2008-12-21 07:36 pm (UTC)
Hee hee. Nice.
We got about three inches here. Pretty serious for this area, but not anywhere near enough to prevent travel by car in a flat area like the Green River Valley. (The presence of other drivers with dubious winter driving skills is plenty to keep me at home, though.) Seven inches is definitely getting to the point of being impassable for passenger cars without the aid of snowplows, though!
6+ inches here in Vancouver, WA, with 1/4" of ice on top of the snow (and everything else). I came over to Thumper's place last night in anticipation, and we're keeping warm. Starting to get hungry though. Thumper's house is notoriously un-stocked foodwise.
So you went where there were fursuits to snuggle but where there was no food... I see where your survival priorities lie... ;)
Hehe. I got a bunny hug, but that's it so far ;-)
I was implying nothing more than staying warm with huggable fuzziness. :D
That's a very good idea. I wonder if I could convince Thumper to put a suit on for me to snuggle ;-)
Would need a movie or something as an excuse.
Too bad I don't have a Remy to keep me warm!
In the cold weather, keeping warm is a matter of survival! Were Remy there, he'd readily volunteer. :)
Heh. Very cute. I too converted raw ingredients last night to portable patties that don't need further cooking or warming, got up those curtains I've been meaning to put up, etc.
But the degree to which the city becomes paralyzed by snow really isn't trivial. We're not prepared for it. I grew up where we do get real snow on a regular basis, and this would be *yawn* there. But in NY and Michigan, people have winter clothes and snow tires and know how to drive in snow; house are insulated; people don't become isolated and housebound because of snow. And fact that this city is a series of slopes doesn't help.
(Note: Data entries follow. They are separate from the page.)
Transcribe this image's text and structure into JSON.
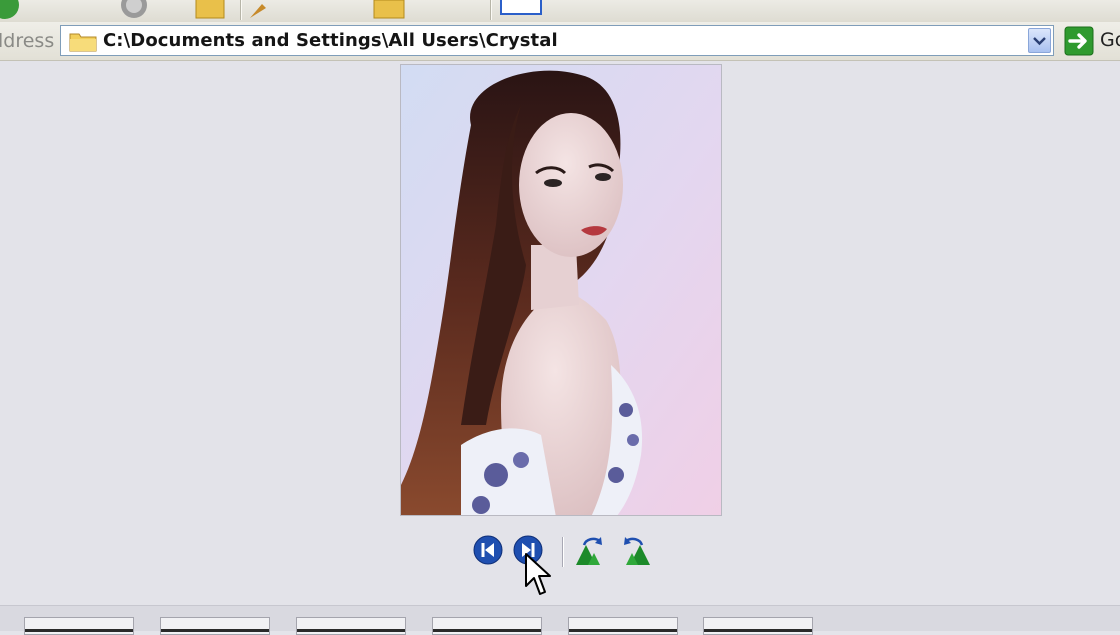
{
  "address_bar": {
    "label": "ldress",
    "path": "C:\\Documents and Settings\\All Users\\Crystal",
    "go_label": "Go"
  },
  "viewer": {
    "photo_alt": "Photo"
  },
  "controls": [
    {
      "name": "previous-image-button",
      "icon": "previous-icon"
    },
    {
      "name": "next-image-button",
      "icon": "next-icon"
    },
    {
      "name": "rotate-clockwise-button",
      "icon": "rotate-clockwise-icon"
    },
    {
      "name": "rotate-counterclockwise-button",
      "icon": "rotate-counterclockwise-icon"
    }
  ],
  "filmstrip": {
    "thumbnail_count": 6
  },
  "colors": {
    "accent_blue": "#1f4fb0",
    "go_green": "#2f9a2f",
    "rotate_green": "#1c8a2a"
  }
}
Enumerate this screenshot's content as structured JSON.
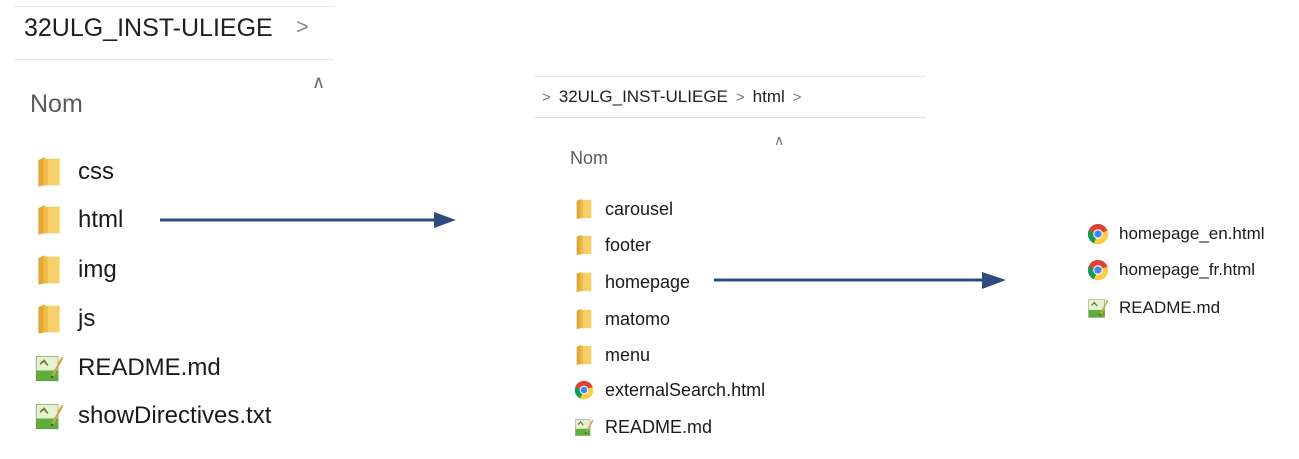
{
  "panel1": {
    "breadcrumb": "32ULG_INST-ULIEGE",
    "breadcrumb_chevron": ">",
    "column_header": "Nom",
    "sort_indicator": "^",
    "items": [
      {
        "name": "css",
        "icon": "folder-icon"
      },
      {
        "name": "html",
        "icon": "folder-icon"
      },
      {
        "name": "img",
        "icon": "folder-icon"
      },
      {
        "name": "js",
        "icon": "folder-icon"
      },
      {
        "name": "README.md",
        "icon": "text-file-icon"
      },
      {
        "name": "showDirectives.txt",
        "icon": "text-file-icon"
      }
    ]
  },
  "panel2": {
    "breadcrumb": [
      "32ULG_INST-ULIEGE",
      "html"
    ],
    "breadcrumb_chevron": ">",
    "column_header": "Nom",
    "sort_indicator": "^",
    "items": [
      {
        "name": "carousel",
        "icon": "folder-icon"
      },
      {
        "name": "footer",
        "icon": "folder-icon"
      },
      {
        "name": "homepage",
        "icon": "folder-icon"
      },
      {
        "name": "matomo",
        "icon": "folder-icon"
      },
      {
        "name": "menu",
        "icon": "folder-icon"
      },
      {
        "name": "externalSearch.html",
        "icon": "chrome-icon"
      },
      {
        "name": "README.md",
        "icon": "text-file-icon"
      }
    ]
  },
  "panel3": {
    "items": [
      {
        "name": "homepage_en.html",
        "icon": "chrome-icon"
      },
      {
        "name": "homepage_fr.html",
        "icon": "chrome-icon"
      },
      {
        "name": "README.md",
        "icon": "text-file-icon"
      }
    ]
  },
  "colors": {
    "arrow": "#2f4b7c",
    "folder": "#f4c25a",
    "folder_dark": "#e0a935"
  }
}
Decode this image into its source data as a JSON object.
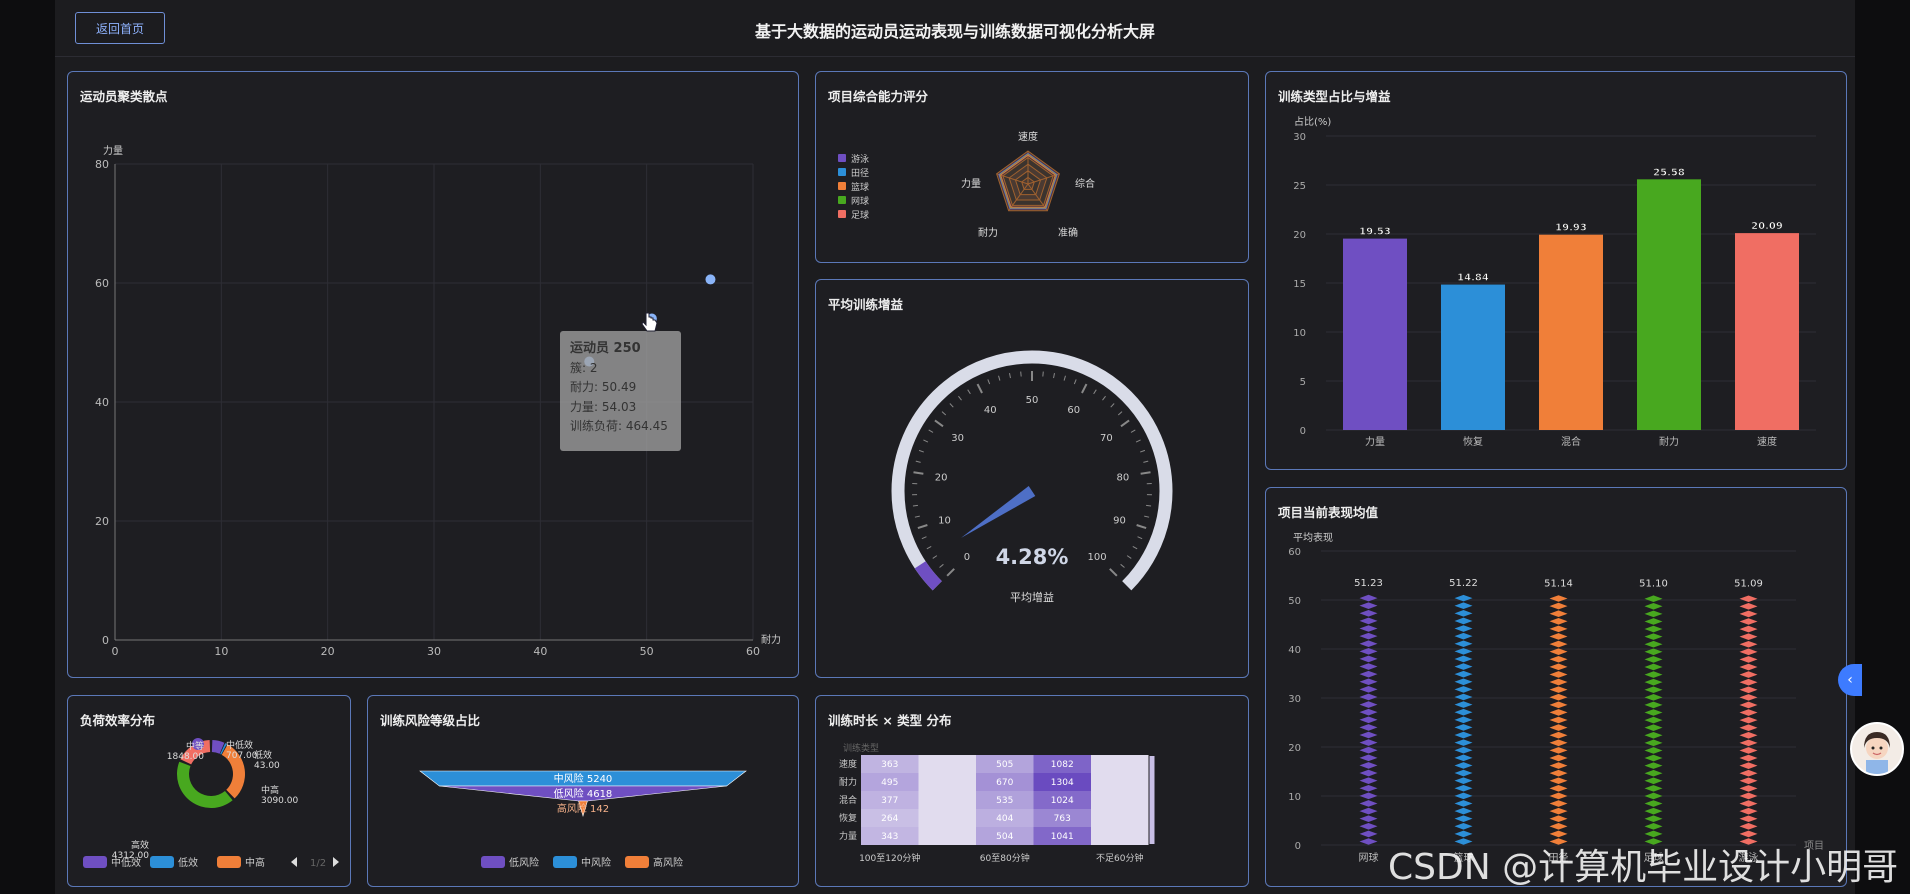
{
  "header": {
    "back_label": "返回首页",
    "title": "基于大数据的运动员运动表现与训练数据可视化分析大屏"
  },
  "panels": {
    "scatter": "运动员聚类散点",
    "radar": "项目综合能力评分",
    "bar": "训练类型占比与增益",
    "gauge": "平均训练增益",
    "pictorial": "项目当前表现均值",
    "donut": "负荷效率分布",
    "funnel": "训练风险等级占比",
    "heatmap": "训练时长 × 类型 分布"
  },
  "tooltip": {
    "title": "运动员 250",
    "cluster": "簇: 2",
    "endurance": "耐力: 50.49",
    "strength": "力量: 54.03",
    "load": "训练负荷: 464.45"
  },
  "chart_data": [
    {
      "type": "scatter",
      "title": "运动员聚类散点",
      "xlabel": "耐力",
      "ylabel": "力量",
      "xlim": [
        0,
        60
      ],
      "ylim": [
        0,
        80
      ],
      "xticks": [
        0,
        10,
        20,
        30,
        40,
        50,
        60
      ],
      "yticks": [
        0,
        20,
        40,
        60,
        80
      ],
      "grid": true,
      "points": [
        {
          "x": 56.0,
          "y": 60.6
        },
        {
          "x": 50.49,
          "y": 54.03
        },
        {
          "x": 44.6,
          "y": 46.8
        }
      ],
      "colors": {
        "point": "#8ab4f8"
      }
    },
    {
      "type": "radar",
      "title": "项目综合能力评分",
      "indicators": [
        "速度",
        "综合",
        "准确",
        "耐力",
        "力量"
      ],
      "legend": [
        "游泳",
        "田径",
        "篮球",
        "网球",
        "足球"
      ],
      "colors": [
        "#6f4fc2",
        "#2c8fd8",
        "#f07f39",
        "#48a81f",
        "#f06e63"
      ],
      "legend_position": "left"
    },
    {
      "type": "bar",
      "title": "训练类型占比与增益",
      "ylabel": "占比(%)",
      "ylim": [
        0,
        30
      ],
      "yticks": [
        0,
        5,
        10,
        15,
        20,
        25,
        30
      ],
      "categories": [
        "力量",
        "恢复",
        "混合",
        "耐力",
        "速度"
      ],
      "values": [
        19.53,
        14.84,
        19.93,
        25.58,
        20.09
      ],
      "colors": [
        "#6f4fc2",
        "#2c8fd8",
        "#f07f39",
        "#48a81f",
        "#f06e63"
      ]
    },
    {
      "type": "gauge",
      "title": "平均训练增益",
      "min": 0,
      "max": 100,
      "ticks": [
        0,
        10,
        20,
        30,
        40,
        50,
        60,
        70,
        80,
        90,
        100
      ],
      "value": 4.28,
      "value_text": "4.28%",
      "label": "平均增益"
    },
    {
      "type": "bar",
      "subtype": "pictorial",
      "title": "项目当前表现均值",
      "ylabel": "平均表现",
      "xlabel": "项目",
      "ylim": [
        0,
        60
      ],
      "yticks": [
        0,
        10,
        20,
        30,
        40,
        50,
        60
      ],
      "categories": [
        "网球",
        "篮球",
        "田径",
        "足球",
        "游泳"
      ],
      "values": [
        51.23,
        51.22,
        51.14,
        51.1,
        51.09
      ],
      "value_labels": [
        "51.23",
        "51.22",
        "51.14",
        "51.10",
        "51.09"
      ],
      "colors": [
        "#6f4fc2",
        "#2c8fd8",
        "#f07f39",
        "#48a81f",
        "#f06e63"
      ]
    },
    {
      "type": "pie",
      "subtype": "donut",
      "title": "负荷效率分布",
      "slices": [
        {
          "name": "中低效",
          "value": 707.0
        },
        {
          "name": "低效",
          "value": 43.0
        },
        {
          "name": "中高",
          "value": 3090.0
        },
        {
          "name": "高效",
          "value": 4312.0
        },
        {
          "name": "中等",
          "value": 1848.0
        }
      ],
      "value_labels": [
        "707.00",
        "43.00",
        "3090.00",
        "4312.00",
        "1848.00"
      ],
      "legend": [
        "中低效",
        "低效",
        "中高"
      ],
      "legend_page": "1/2",
      "colors": [
        "#6f4fc2",
        "#2c8fd8",
        "#f07f39",
        "#48a81f",
        "#f06e63"
      ]
    },
    {
      "type": "funnel",
      "title": "训练风险等级占比",
      "stages": [
        {
          "name": "中风险",
          "value": 5240
        },
        {
          "name": "低风险",
          "value": 4618
        },
        {
          "name": "高风险",
          "value": 142
        }
      ],
      "stage_labels": [
        "中风险 5240",
        "低风险 4618",
        "高风险 142"
      ],
      "legend": [
        "低风险",
        "中风险",
        "高风险"
      ],
      "colors": {
        "低风险": "#6f4fc2",
        "中风险": "#2c8fd8",
        "高风险": "#f07f39"
      }
    },
    {
      "type": "heatmap",
      "title": "训练时长 × 类型 分布",
      "ylabel": "训练类型",
      "y_categories": [
        "速度",
        "耐力",
        "混合",
        "恢复",
        "力量"
      ],
      "x_categories": [
        "100至120分钟",
        "",
        "60至80分钟",
        "",
        "不足60分钟"
      ],
      "values": [
        [
          363,
          0,
          505,
          1082,
          0
        ],
        [
          495,
          0,
          670,
          1304,
          0
        ],
        [
          377,
          0,
          535,
          1024,
          0
        ],
        [
          264,
          0,
          404,
          763,
          0
        ],
        [
          343,
          0,
          504,
          1041,
          0
        ]
      ],
      "value_labels": [
        [
          "363",
          "",
          "505",
          "1082",
          ""
        ],
        [
          "495",
          "",
          "670",
          "1304",
          ""
        ],
        [
          "377",
          "",
          "535",
          "1024",
          ""
        ],
        [
          "264",
          "",
          "404",
          "763",
          ""
        ],
        [
          "343",
          "",
          "504",
          "1041",
          ""
        ]
      ],
      "max": 1304,
      "colors": {
        "low": "#e1dcee",
        "high": "#6a4bc0"
      }
    }
  ],
  "watermark": "CSDN @计算机毕业设计小明哥"
}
West Seattle is pretty much snow-bound. Pretty but paralyzed. Damn, I wish I lived within walking distance of the restaurants but 3 miles in this weather is too much.
It's true that the city area isn't able to handle much snow, with many hills and few snowplows. And I think the weather has varied a lot; I hear that the eastside also got a healthy dose but out here on Bainbridge we've just had this sedate, still blanket of powder despite local pandemonium at the stores.
(Being from prime earthquake country, I'm also used to having a minimum of 3 days' supplies on hand at all times.)
Yes, we also keep food and emergency supplies at all times. We aimed for three months' worth--not for just natural disasters, but epidemics or even just periods of low income. Or being sick; IHG and I can trade off illness for many weeks at a time. (That's much less of an issue these days as we can get food delivered.) It bugs us that this place is too small to keep much in the way of a food stockpile.
Oh, and the winter gods reminded me that they don't like being mocked and gave me another hour-long power outage as a warning. :)
It's not nice to fool Mother Nature.
Indeed. There's just some times where I have to laugh in order to cope. But Mother Nature is not as amused by it as I am, it appears.
Too funny. :)
We've got a couple of feet here in Portland by now. No kidding. Again, the folks from the East Coast are laughing their derrieres off at us who are stressed about the snow, but same problem as you guys have - we aren't set up for it, we haven't got the infrastructure, the clothes, the driving skills... Also, by now the snow is significantly higher than the undercarriage of my car. Which makes backing out of my parking spot in our unplowed parking lot... not gonna happen.
And I'm supposed to feed my friend's cats while she's gone. Riiiiight.